Mention the name Samuel Langhorne Clemens and people will scratch their heads and ask, “Who is that?” But say the name Mark Twain and they’ll break out in a smile and nod.
He smoked at the age of nine, detested school and led a group of boys in wild pranks. Hmmm. Sounds a lot like Tom Sawyer. Speaking of Tom Sawyer and Huck Finn— both books which are considered Twain’s best work, were banned because of the dialect he used. People thought they were more suited for those in the slums than for intelligent, respectable people.
Twain wasn’t deterred. If the bookstores wouldn’t sell them and the libraries refused them, he’d get out there and promote them himself. And that’s exactly what he did. Twain went door to door selling his prized books.
That’s what I call fearless marketing.
I did some online research and discovered the following: for a fiction book to be successful it needs to sell 5000 books. But I read somewhere that 95 percent of all traditionally published books sell less than 500 copies. The writer earns no royalties until the publisher recoups their production costs: the advance, editing, layout. On top of that, the publisher, not the writer, owns the copyright, publishing and distribution rights to the book. [The author still holds copyright on his or her content and characters.]

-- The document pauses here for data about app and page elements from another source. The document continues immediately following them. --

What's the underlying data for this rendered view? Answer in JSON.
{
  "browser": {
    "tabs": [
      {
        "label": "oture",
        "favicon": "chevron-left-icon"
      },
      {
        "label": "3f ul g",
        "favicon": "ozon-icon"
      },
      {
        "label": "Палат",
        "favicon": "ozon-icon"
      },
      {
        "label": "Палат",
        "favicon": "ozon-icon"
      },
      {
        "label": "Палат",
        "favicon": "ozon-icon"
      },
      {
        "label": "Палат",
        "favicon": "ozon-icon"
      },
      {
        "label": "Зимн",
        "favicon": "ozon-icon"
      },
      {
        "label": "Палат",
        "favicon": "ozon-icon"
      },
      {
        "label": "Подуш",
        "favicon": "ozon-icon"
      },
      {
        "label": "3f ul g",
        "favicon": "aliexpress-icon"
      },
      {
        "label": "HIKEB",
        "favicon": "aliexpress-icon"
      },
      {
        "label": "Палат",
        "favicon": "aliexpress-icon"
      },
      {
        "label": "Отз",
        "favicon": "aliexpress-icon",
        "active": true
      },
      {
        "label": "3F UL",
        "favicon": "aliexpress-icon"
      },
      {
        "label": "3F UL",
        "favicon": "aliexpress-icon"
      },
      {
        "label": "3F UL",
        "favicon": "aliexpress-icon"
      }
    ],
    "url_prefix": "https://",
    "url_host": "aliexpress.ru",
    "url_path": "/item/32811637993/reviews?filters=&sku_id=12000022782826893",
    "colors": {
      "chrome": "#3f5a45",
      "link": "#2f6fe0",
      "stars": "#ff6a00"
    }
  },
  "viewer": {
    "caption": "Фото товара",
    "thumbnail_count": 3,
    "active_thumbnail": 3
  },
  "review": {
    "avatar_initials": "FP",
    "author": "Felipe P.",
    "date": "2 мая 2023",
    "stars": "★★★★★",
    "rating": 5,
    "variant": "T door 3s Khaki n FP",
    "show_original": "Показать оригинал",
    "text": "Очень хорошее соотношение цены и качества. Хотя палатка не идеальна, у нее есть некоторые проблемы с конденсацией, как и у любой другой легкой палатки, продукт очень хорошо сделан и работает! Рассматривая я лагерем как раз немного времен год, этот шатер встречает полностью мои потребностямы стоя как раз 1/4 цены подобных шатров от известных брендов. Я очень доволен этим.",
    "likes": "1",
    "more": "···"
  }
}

Seventy percent of books published don’t earn back their advance. If the book sells for $10, royalties earned are 8 percent; the writer gets 80 cents a book. That means to cover the cost of production, sells of 12,000 –20,000 books need to happen just to break even. But wait, 95 percent of traditionally published books sell less than 500 copies.
This got me thinking. It doesn’t matter if you go the traditional route or self-publish, after publication, it is necessary to fearlessly market your work. The responsibility to promote a book rests with the writer. Sure, a few traditional publishers might do some promotion, but ultimately, if the book is to do well, it’s up to you to get it out there and make it known.
Fearless marketing. We can do what Mark Twain did and peddle our books door to door but that’s a bit time consuming. Instead, we can get creative and figure out other ways to connect our work with readers.
I think it’s important to know the readers that you’re targeting. Who will want to read your book? What are their interests? Their demographics? Once you have that, you can hit the streets running, or rather, hit the keyboard and find the many online sites that will help you get your work known. There are tons of them out there. Start a Facebook page that highlights not only your book, but its theme. Post often. Don’t consistently push your book. People will get turned off by that. But post interesting issues related to your writing and most importantly begin to develop relationships.
Register for an author’s site on Goodreads and Author’s Den and create an Amazon Author’s page. Check out the free classifieds to advertise such as Christ’s List and others.
So if you’ve written something you believe in, take the Twain road. Don’t be afraid to get out there and promote yourself.
Winner of The Word Guild Award